**Records shown**
____________

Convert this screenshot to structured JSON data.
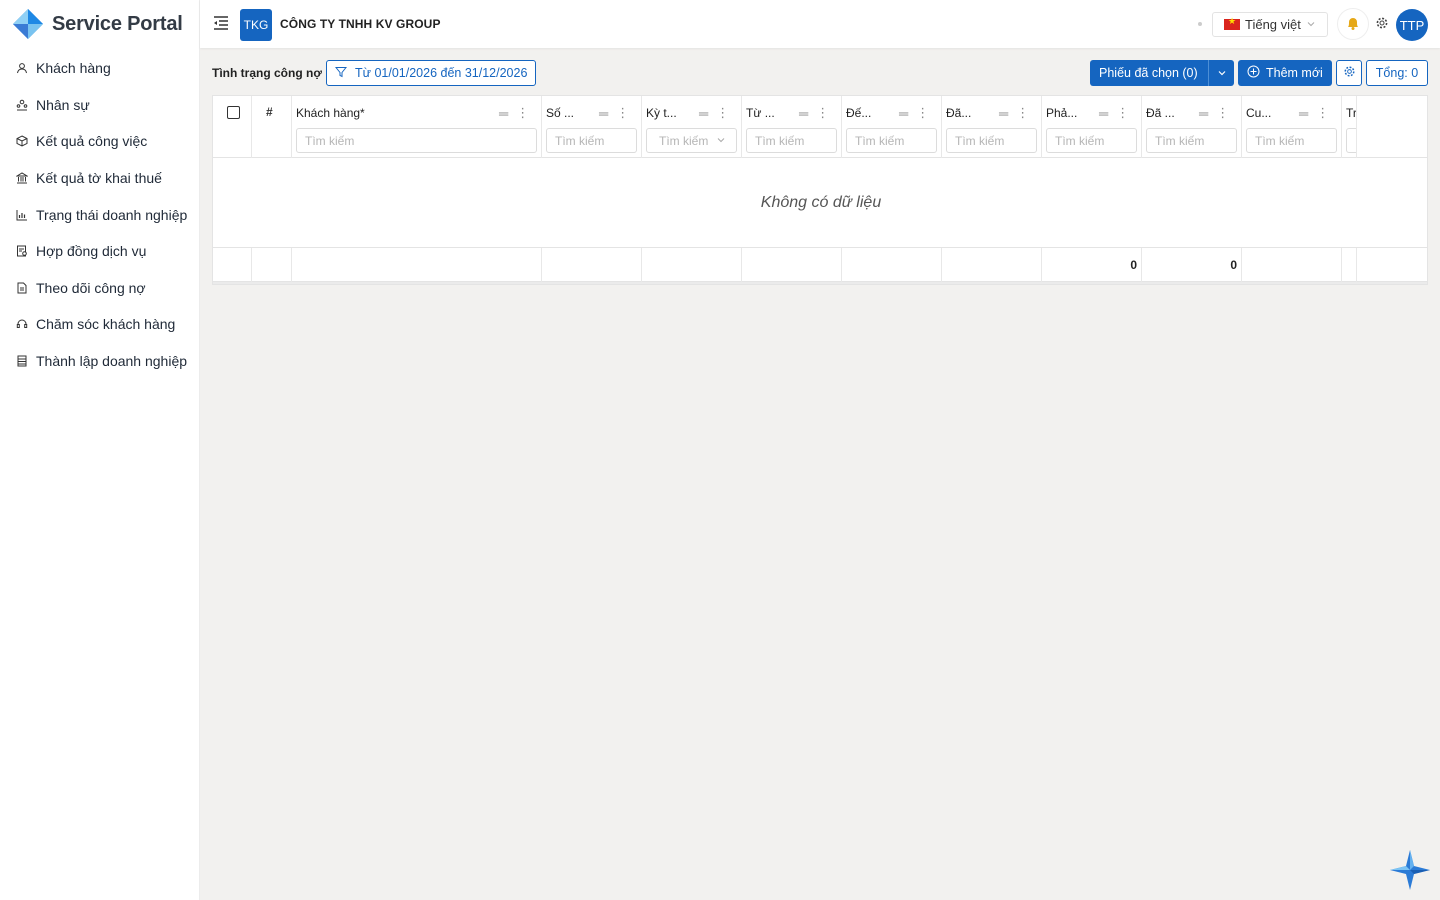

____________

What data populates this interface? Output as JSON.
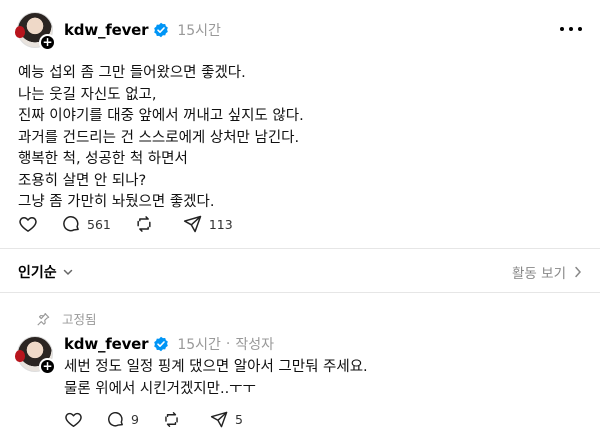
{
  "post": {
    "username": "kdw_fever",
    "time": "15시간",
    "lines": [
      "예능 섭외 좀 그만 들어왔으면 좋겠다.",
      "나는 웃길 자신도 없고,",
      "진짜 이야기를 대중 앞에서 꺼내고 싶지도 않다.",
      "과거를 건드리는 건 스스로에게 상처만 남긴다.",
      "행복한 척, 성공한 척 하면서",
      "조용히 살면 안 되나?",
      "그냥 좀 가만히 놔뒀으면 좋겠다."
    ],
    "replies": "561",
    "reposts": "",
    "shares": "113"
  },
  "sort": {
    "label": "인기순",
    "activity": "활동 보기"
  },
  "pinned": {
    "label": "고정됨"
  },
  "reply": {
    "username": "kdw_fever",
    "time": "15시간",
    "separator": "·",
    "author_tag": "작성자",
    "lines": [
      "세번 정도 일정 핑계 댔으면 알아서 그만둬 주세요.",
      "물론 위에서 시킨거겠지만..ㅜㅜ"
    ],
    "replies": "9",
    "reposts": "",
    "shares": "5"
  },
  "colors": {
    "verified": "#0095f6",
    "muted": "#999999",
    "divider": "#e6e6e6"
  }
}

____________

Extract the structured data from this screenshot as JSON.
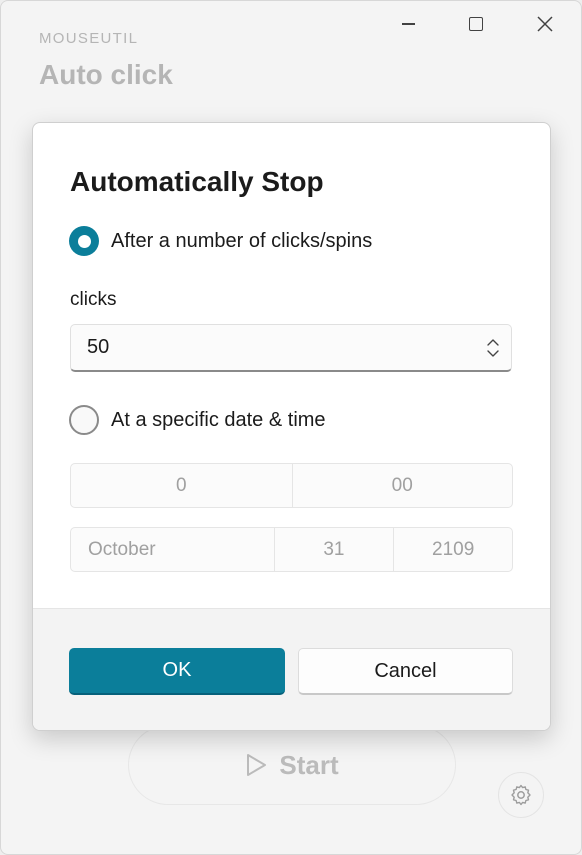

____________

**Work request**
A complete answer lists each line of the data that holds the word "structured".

**Task result**
Convert this screenshot to structured JSON data.
Extract the structured data from this screenshot as JSON.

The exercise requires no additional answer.